I really do love it all; being an art director requires so many skills that you never get bored. I am very lucky to do what I love. I love telling stories; I'm obsessed with what moves or arrests people, with their motivations. I love detail; I'm obsessed with a look, and I want it to look good. I want to nail it. I guess with the right project, I'm just hooked. The most rewarding aspect of the job is when the viewer feels the emotion I wanted them to feel.
To degree or not to degree, that is the question:
I'm not sure. I personally disagree with the art school system here. The London ones feel like expensive finishing schools. Although I do believe in the learning process, and good tutors at art school teach you that.
I studied fashion, but before that I interned at McQueen on the final collection he completed, the one that broke Showstudio. I also learned how to weld at Tom Dixon's studio, designed a LotteBag at Bill Amberg, shoes with Georgina Goodman, and learned how to do textile print with Ross Menuez in New York.

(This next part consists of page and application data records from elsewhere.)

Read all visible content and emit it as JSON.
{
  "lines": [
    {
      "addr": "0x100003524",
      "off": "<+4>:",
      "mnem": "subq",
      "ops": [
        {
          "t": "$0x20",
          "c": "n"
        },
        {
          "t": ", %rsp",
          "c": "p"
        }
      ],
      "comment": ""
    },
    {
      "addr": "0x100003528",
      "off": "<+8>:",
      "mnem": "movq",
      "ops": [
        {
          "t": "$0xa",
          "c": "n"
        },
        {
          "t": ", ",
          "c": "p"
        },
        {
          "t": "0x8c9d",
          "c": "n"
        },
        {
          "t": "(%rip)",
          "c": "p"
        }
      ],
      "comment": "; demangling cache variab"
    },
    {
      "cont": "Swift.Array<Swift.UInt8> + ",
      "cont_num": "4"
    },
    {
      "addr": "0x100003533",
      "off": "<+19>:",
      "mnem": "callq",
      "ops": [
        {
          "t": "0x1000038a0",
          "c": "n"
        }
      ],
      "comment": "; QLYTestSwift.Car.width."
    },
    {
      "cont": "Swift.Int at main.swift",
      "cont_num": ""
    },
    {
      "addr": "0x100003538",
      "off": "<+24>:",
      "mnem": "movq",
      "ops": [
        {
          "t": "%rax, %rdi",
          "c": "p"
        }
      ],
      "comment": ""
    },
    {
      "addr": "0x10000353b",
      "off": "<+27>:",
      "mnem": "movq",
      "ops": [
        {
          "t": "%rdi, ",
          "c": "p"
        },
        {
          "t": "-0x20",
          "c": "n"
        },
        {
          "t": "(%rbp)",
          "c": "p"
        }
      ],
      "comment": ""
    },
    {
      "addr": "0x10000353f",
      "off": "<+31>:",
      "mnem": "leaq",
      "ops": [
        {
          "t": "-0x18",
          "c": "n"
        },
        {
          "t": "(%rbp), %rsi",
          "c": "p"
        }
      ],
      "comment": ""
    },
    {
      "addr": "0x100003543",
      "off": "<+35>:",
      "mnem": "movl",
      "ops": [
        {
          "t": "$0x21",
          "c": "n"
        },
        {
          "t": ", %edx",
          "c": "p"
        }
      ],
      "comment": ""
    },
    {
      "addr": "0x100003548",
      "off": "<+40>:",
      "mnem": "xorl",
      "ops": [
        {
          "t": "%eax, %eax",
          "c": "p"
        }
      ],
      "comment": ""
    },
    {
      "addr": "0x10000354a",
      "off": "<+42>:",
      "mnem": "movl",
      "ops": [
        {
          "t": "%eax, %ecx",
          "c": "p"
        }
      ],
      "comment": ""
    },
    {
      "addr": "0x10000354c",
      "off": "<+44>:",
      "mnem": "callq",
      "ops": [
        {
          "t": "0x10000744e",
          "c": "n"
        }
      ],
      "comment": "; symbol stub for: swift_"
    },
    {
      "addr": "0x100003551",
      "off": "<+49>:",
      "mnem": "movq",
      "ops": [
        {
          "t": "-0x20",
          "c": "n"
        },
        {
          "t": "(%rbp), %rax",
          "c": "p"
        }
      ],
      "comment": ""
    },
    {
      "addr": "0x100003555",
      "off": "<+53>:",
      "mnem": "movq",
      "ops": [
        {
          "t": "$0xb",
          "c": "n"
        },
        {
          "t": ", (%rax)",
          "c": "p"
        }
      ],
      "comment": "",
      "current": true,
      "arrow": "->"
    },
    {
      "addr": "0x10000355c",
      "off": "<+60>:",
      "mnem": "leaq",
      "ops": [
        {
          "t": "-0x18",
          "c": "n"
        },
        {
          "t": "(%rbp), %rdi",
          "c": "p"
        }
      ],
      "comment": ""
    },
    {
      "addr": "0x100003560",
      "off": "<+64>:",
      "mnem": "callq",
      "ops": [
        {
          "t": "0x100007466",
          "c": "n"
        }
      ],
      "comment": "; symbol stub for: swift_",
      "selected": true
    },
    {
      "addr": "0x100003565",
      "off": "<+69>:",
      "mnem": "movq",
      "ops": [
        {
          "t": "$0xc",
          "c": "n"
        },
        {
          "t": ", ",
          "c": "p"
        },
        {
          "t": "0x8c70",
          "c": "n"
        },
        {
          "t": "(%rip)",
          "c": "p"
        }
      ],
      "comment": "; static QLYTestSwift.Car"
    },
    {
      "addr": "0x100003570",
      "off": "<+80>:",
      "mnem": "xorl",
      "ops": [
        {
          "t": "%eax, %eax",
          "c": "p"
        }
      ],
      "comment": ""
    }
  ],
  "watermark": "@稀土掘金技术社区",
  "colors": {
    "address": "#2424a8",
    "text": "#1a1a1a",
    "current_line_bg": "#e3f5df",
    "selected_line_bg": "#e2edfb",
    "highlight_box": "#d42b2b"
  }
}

The internships did it. From my experience, working beneath or with someone whose aesthetic you respect is everything. I hated college I felt like a massive loser; I had no mates, I hated the student bar, I liked the library. I left after doing a trend-forecasting project on communication, where I basically told my tutors and all the students in the class that all their information was online so I didn't understand why they all pretended not to know each other. I went on to work for an incredible tailor who taught me how to understand what a client wanted; that process of going through references to find the suit the client wanted has been totally transferable.
What I wish I knew then that I know now:
Both in and out of the classroom, the biggest lesson I've learned is to look for your references in unexpected places. Try and make your own research. Anyone can pull images off the internet; try and go straight to the source of what you like. The best piece of advice anyone has ever shared with me is: "Do it, don't wait to be asked. Have confidence in your ideas. Don't be scared to say no."
I'm excited by tomorrow because:
I've been pulling together a book called Problem Child for the last year, which has been a real turning point. I felt a huge shift after finishing up with Adidas, I wanted to unpick what the term "problem child" meant, how uncomfortable it is to always feel slightly too extra or simply not fit in. It's got photography by Jesse Jenkins, Tyrone Lebon, Genevieve Garner, and Phoebe Collings-James. I'm looking for funding for that and really living and adding to the project, telling a story. Since MAXILLA ended, I started planning a new party called MISSWORLD with Naomi Shimada and Lynette Nylander. I don't think I could ever stop working on parties. My studio is filled with reams of sketchbooks full of party ideas that I want to bring to life with artists and collaborators who want to do more than stick a speaker in a dark room. Ultimately, I'm excited by refining my ideas, pushing things, working with people I respect.